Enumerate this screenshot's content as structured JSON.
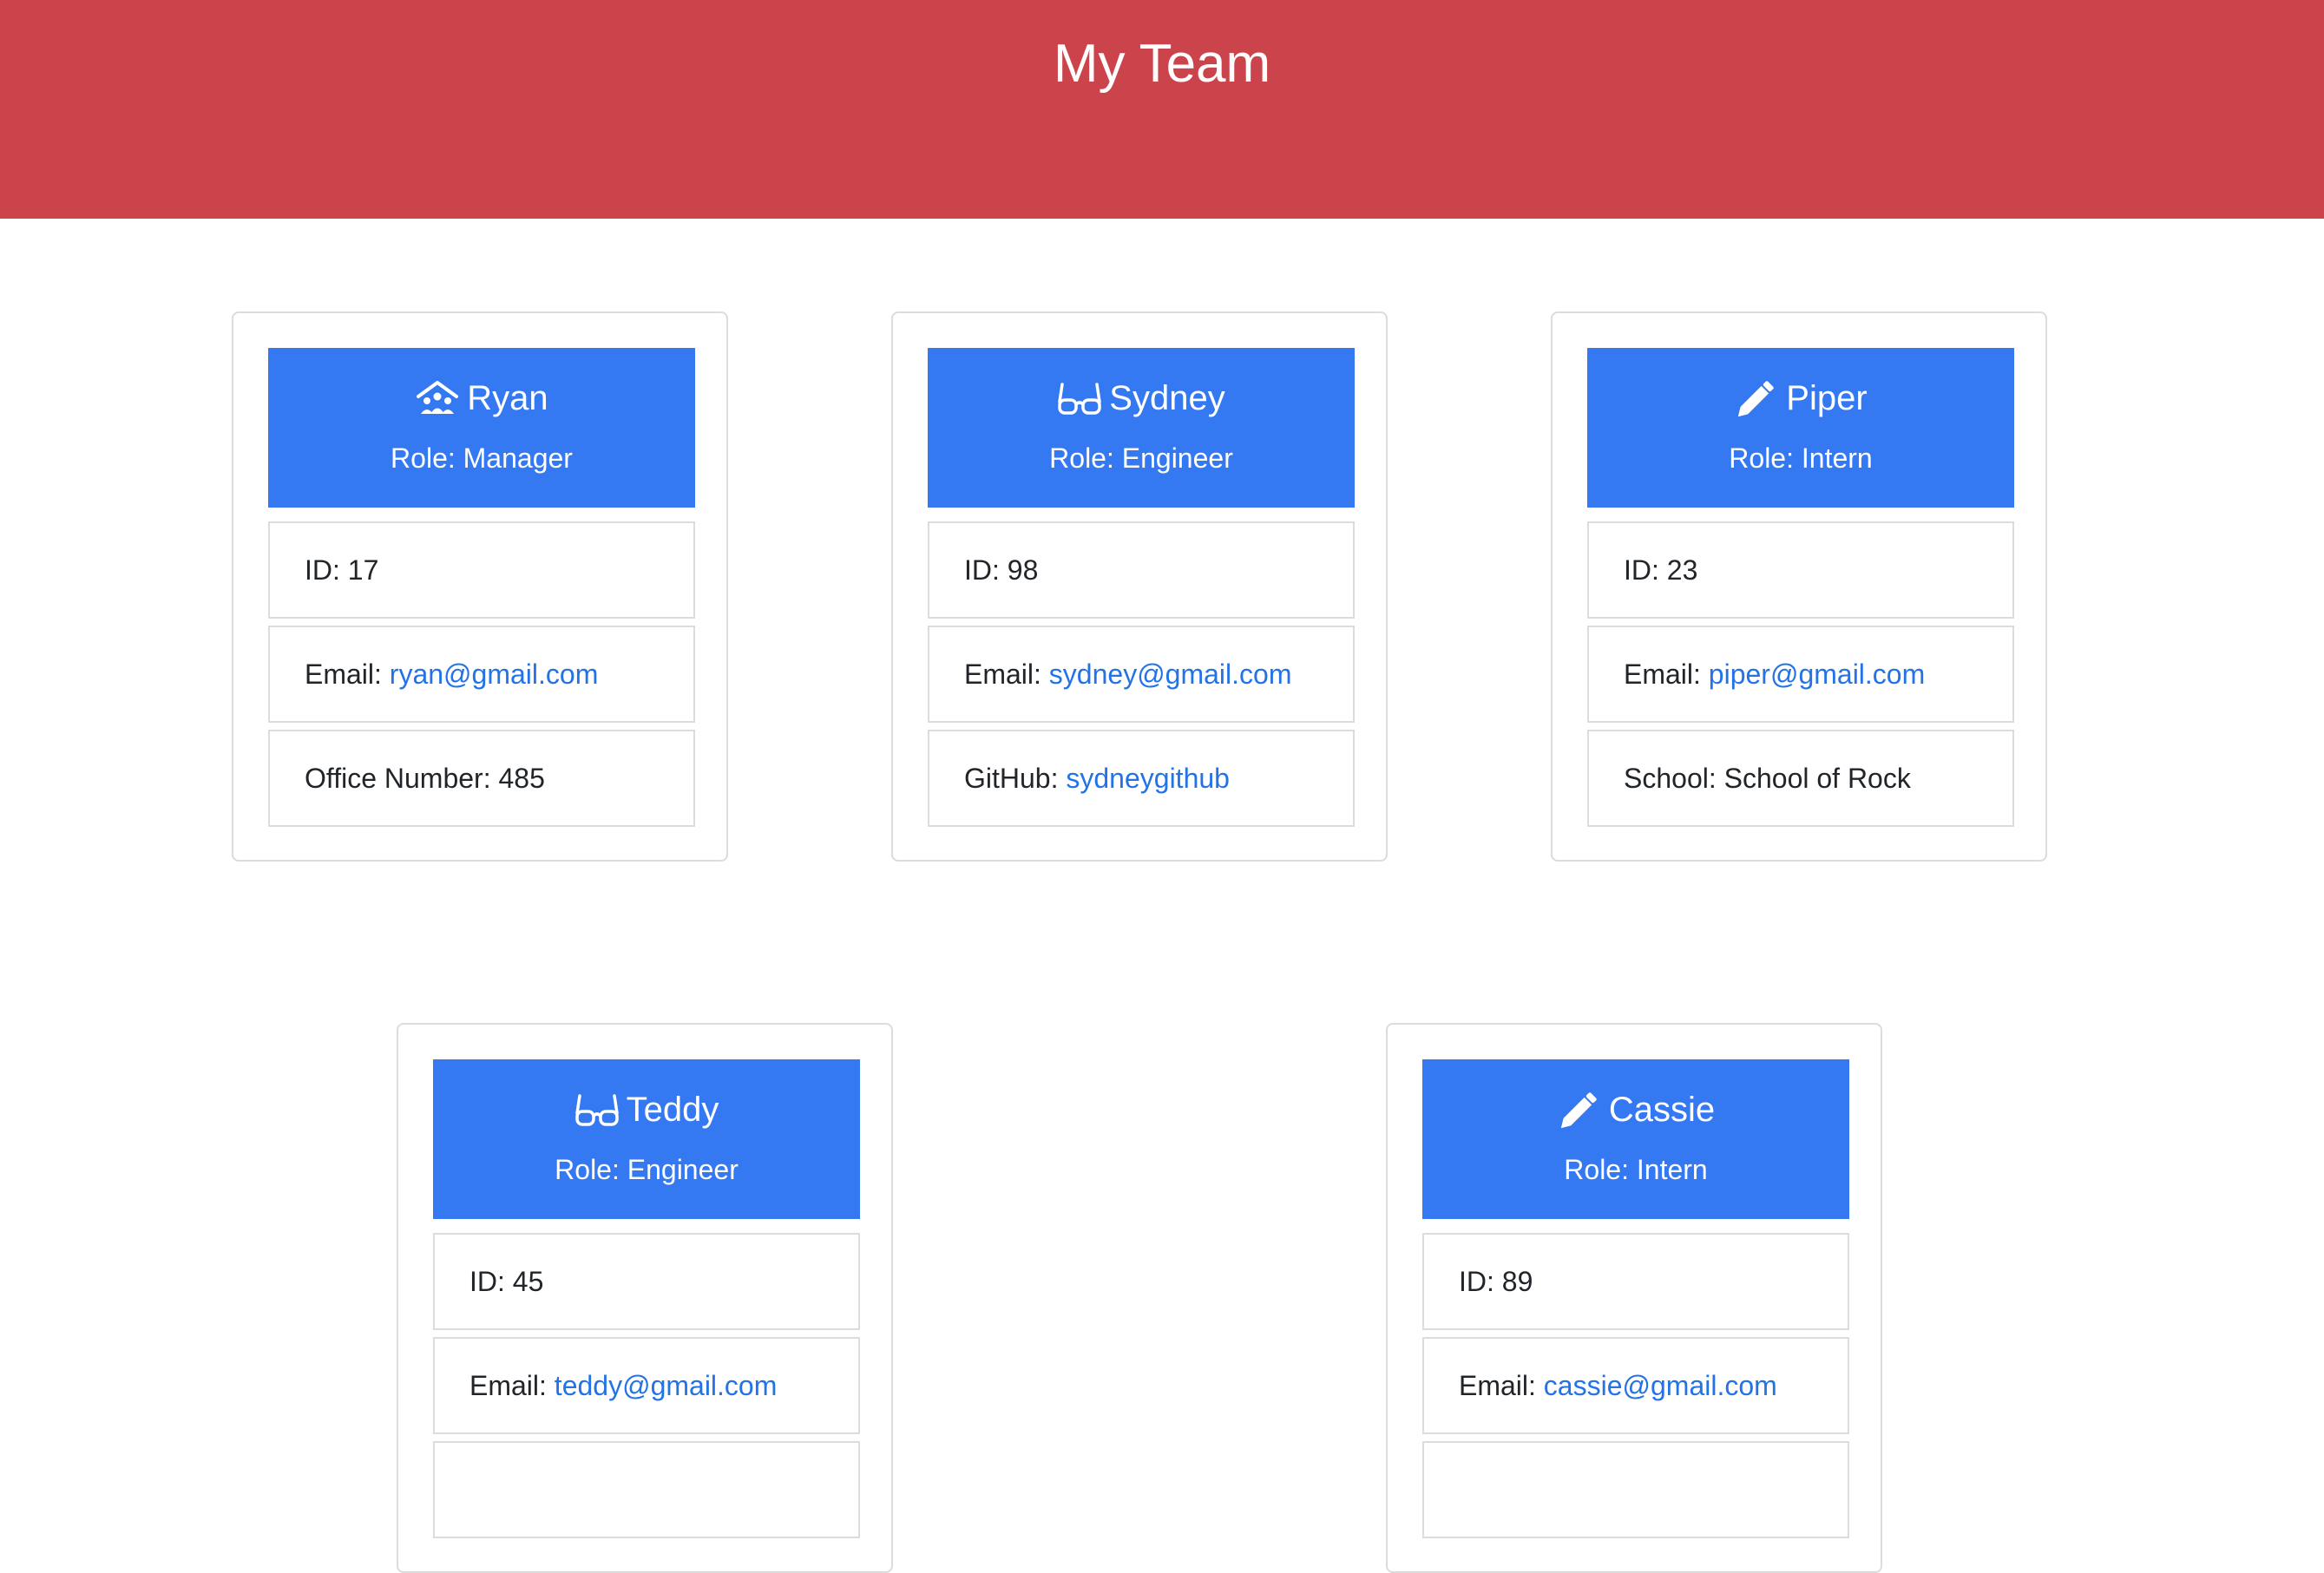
{
  "header": {
    "title": "My Team"
  },
  "colors": {
    "header_bg": "#cc444b",
    "card_header_bg": "#3479f2",
    "link": "#2473e6"
  },
  "members": [
    {
      "icon": "manager-people-icon",
      "name": "Ryan",
      "role": "Role: Manager",
      "id": "ID: 17",
      "email_label": "Email: ",
      "email": "ryan@gmail.com",
      "extra_label": "Office Number: 485",
      "extra_link": ""
    },
    {
      "icon": "glasses-icon",
      "name": "Sydney",
      "role": "Role: Engineer",
      "id": "ID: 98",
      "email_label": "Email: ",
      "email": "sydney@gmail.com",
      "extra_label": "GitHub: ",
      "extra_link": "sydneygithub"
    },
    {
      "icon": "pencil-icon",
      "name": "Piper",
      "role": "Role: Intern",
      "id": "ID: 23",
      "email_label": "Email: ",
      "email": "piper@gmail.com",
      "extra_label": "School: School of Rock",
      "extra_link": ""
    },
    {
      "icon": "glasses-icon",
      "name": "Teddy",
      "role": "Role: Engineer",
      "id": "ID: 45",
      "email_label": "Email: ",
      "email": "teddy@gmail.com"
    },
    {
      "icon": "pencil-icon",
      "name": "Cassie",
      "role": "Role: Intern",
      "id": "ID: 89",
      "email_label": "Email: ",
      "email": "cassie@gmail.com"
    }
  ]
}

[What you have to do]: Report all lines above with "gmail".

[Result of the task]:
      "email": "ryan@gmail.com",
      "email": "sydney@gmail.com",
      "email": "piper@gmail.com",
      "email": "teddy@gmail.com"
      "email": "cassie@gmail.com"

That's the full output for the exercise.